  • In the case of Svenska Handelsbanken, “You need to look 30 years back in time to find a lower loan loss number than the one we have posted in the second quarter.”

  • In the case of SEB, provisions were higher but it was all oil: “It is very difficult to see corporates with problems outside of oil.”

  • Nordea reported higher provisions, but it operates across multiple Nordic geographies. Within Sweden, its loan book contributing just 5% to group impaired loans and 10% to group provisions, despite making up a quarter of total group loans. 

Svenska Handelsbanken admits the picture looks weird: “This may come as a surprise to some, having such a low level in the middle of a crisis.” There’s some debate about whether the source of the surprise is better underwriting or under-provisioning, but the Swedish coronavirus response could have something to do with it. 

Digitalisation of Financial Services

A favourite quote of the Coronavirus era is one attributed to Lenin: “There are decades where nothing happens, and there are weeks where decades happen.” Satya Nadella of Microsoft has his own version: “We have seen two years’ worth of digital transformation in two months.”

It’s the same at banks. For years banks have tried to incentivise customers to stay out of branches and use digital channels instead. For various reasons—demographics, compliance—they weren’t 100% successful and had to run two full-cost channels in parallel. Now, customers are shifting their usage patterns. Wells Fargo said that on a broadly stable number of active digital users, log-ins were up 10% versus the first quarter and branch visits were down 19%.

Perhaps the most striking datapoint comes from Bank of America which tracks sales closed via digital channels.
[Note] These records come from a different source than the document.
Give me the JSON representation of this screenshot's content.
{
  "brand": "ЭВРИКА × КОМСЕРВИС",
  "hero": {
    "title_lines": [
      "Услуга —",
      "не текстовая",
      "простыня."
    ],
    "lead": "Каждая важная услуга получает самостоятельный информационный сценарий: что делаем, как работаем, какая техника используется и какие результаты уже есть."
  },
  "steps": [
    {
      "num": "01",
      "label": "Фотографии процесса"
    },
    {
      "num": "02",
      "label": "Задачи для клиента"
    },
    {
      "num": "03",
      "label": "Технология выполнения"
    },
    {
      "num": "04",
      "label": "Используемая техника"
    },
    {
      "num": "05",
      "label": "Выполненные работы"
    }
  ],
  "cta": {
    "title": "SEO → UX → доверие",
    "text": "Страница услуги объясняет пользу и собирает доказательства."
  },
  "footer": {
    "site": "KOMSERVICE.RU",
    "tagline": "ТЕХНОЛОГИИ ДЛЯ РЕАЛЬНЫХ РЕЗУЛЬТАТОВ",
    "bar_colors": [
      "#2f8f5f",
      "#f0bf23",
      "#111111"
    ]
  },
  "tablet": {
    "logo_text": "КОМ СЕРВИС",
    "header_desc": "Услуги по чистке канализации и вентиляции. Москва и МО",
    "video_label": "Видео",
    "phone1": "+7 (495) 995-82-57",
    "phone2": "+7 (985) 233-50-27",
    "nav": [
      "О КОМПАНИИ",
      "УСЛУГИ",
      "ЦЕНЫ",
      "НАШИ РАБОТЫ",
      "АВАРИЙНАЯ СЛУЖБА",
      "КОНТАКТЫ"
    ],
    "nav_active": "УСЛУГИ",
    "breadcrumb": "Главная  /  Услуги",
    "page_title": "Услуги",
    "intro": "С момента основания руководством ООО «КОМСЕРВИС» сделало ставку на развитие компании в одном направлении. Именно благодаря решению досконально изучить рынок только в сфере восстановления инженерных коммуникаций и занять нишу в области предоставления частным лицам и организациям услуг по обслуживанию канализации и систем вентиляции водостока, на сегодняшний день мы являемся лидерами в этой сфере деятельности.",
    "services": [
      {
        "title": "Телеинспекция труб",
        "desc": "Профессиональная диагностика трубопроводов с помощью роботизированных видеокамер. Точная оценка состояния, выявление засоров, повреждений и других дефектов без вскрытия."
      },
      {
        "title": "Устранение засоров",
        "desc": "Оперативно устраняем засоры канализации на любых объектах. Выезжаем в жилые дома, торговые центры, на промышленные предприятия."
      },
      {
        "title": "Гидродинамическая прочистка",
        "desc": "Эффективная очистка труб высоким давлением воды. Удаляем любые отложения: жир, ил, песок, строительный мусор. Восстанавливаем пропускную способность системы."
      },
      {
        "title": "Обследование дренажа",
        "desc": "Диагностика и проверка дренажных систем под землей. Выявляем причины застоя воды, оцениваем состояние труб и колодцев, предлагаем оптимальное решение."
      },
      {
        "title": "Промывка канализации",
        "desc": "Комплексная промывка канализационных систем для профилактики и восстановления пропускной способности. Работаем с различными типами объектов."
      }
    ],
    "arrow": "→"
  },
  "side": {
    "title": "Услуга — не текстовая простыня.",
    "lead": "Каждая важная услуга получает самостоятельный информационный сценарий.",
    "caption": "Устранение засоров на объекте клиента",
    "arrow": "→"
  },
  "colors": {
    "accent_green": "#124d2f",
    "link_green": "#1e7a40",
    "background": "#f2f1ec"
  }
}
Having hovered at around 25-30% of total consumer banking sales historically, they rose to 47% in the second quarter. In the past BBVA has identified 50% as a kind of tipping point beyond which legacy costs can begin to be brought down. On that, Brian Moynihan of Bank America said, “Yes. I think the time to figure that out will be a little bit later.”


I once saw David Harding, founder of the Winton hedge fund complex, present an ecological model of asset management. He ran a simulation of 100 funds forward using historical market data, with one simple rule laid on top: that if a fund fails, its assets are redistributed across the remaining funds. Given how difficult it is to launch a new fund, the model has merit. Its punchline is that there will always and only ever be a single survivor, who eventually gobbles up all the assets. 

I was reminded of the model when I looked at Blackrock’s earnings this morning. The firm reported US$7.32 trillion in assets under management. That’s a lot. It’s bigger than the GDP of any country bar China and the US. And the firm is still gobbling up assets—in the second quarter alone it captured US$100 billion of inflows, picking up share from others across most asset classes. There’s still plenty of time for the simulation to run, though—the firm’s market share is still <10% among the top 500 firms globally.